What this all boils down to is privilege = exclusive access. What privileged individuals may be complaining about, in all cases, is potentially losing exclusive access to cultural dominance, or institutionally-based rights (marriage), treating all such as zero-sum games: if Christians have to share public spaces with other religions (as opposed to exclusive access for their nativity scenes), it is a loss to them, if straight people have to share the institution of marriage with LGBTs, it is a loss to them. From this view, culture and institutions are defined social spaces that cannot be expanded, so, sharing, when one had 100% of said social space, does mean a loss.

There is no conception of the possibility of increasing these social spaces. After all, the ability for LGBTs to get married does not reduce the ability of straight people to get married as social and institutional space can be expanded.
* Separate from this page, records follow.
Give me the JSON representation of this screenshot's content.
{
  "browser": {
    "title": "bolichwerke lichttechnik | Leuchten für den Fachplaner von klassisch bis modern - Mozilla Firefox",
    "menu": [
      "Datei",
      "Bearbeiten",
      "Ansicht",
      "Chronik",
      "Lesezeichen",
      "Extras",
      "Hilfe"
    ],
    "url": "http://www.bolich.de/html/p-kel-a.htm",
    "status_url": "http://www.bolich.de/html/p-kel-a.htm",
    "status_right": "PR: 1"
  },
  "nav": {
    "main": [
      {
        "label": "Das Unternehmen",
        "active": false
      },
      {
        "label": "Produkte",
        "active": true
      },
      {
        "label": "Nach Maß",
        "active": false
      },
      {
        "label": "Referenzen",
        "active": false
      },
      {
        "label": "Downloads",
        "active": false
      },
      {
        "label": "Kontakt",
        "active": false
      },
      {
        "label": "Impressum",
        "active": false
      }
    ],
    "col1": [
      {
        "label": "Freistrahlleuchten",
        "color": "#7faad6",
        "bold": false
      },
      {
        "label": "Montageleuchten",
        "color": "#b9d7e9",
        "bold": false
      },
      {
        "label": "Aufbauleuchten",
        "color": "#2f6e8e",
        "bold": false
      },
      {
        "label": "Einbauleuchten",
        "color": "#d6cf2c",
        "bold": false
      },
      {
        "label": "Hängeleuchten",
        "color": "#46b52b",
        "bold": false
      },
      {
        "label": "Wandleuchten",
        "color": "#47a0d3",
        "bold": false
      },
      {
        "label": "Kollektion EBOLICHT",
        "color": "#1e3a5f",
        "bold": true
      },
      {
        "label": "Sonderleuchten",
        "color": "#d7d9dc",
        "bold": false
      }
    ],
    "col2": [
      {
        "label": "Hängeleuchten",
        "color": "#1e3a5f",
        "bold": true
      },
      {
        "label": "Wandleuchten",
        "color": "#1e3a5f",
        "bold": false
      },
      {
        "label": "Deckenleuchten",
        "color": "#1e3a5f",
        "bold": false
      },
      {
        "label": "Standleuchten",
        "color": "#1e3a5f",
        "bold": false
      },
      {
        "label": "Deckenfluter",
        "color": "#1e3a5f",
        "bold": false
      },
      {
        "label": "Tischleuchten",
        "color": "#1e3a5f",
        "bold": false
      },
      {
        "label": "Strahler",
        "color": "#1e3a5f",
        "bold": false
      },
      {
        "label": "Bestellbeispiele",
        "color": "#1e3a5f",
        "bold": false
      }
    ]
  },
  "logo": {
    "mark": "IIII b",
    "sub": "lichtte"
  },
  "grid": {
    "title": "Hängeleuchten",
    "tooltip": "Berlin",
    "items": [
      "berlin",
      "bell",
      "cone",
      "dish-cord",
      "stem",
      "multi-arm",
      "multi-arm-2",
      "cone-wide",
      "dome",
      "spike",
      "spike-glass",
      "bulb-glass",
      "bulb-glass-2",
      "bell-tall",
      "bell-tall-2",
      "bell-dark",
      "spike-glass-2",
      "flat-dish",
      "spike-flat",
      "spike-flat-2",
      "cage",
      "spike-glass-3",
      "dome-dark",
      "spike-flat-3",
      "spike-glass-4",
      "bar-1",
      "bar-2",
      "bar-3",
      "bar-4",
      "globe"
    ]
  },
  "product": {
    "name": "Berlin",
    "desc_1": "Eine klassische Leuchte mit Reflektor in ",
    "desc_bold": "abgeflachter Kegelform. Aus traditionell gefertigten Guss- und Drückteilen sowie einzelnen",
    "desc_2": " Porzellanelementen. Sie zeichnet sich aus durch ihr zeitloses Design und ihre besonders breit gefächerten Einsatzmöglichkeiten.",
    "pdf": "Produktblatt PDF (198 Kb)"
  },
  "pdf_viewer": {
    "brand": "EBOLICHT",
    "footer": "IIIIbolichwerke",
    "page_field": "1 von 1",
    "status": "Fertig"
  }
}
The only possible expansion, for them, is the slippery slope one (LGBT marriage → bestiality). In this sense, privileged people are not only the potential losers of the deal, but because they also see themselves as the guardians of these social spaces – not for themselves, but for civilization, mind you – it is a double loss. Look back at the discourses of the opponents of the Civil Rights in the 60s and you will find these themes.

So, privileged individuals find themselves in the position to (1) see their privileges questioned, (2) having to now loudly claiming their privilege (which they didn’t have to do before, hegemony will do that for you), (3) having such loud claims ignored, shouted down or (worse) mocked, and as the article notes (4) being reduced to being just another interest group like the others (decentering). No wonder they get shrill (about gays, immigrants, women, abortion, contraception… anything to try to keep the moral center of a culture whose control is escaping them).

This is why social media have not been the preferred formats of privileged groups. By definition, these groups were already massively overrepresented in the traditional media (TV, radio), so, when new media spaces opened, they initially did not feel the need to go after them. And so, new media got populated by the non-privileged and became a source of alternative everything (news, sociability, entertainment, discourse, etc.). Hence the early cries against the outrages of bloggers, then the outrages of Twitter, etc.

A privileged position means you don’t need to shout because you’re the only one with a megaphone. When everybody can get their own and they’re making as much noise as you, it does feel like an aggression (free speech, for everyone else), and it does mean that your speech is no longer taken as the moral center nor does it command the same respect it used to (because you could have it backed up by the state). So, no, Christians have not become more political. They always were. It’s just that their old megaphone is losing battery power and everyone else’s megaphone is running on solar power and 4G wifi.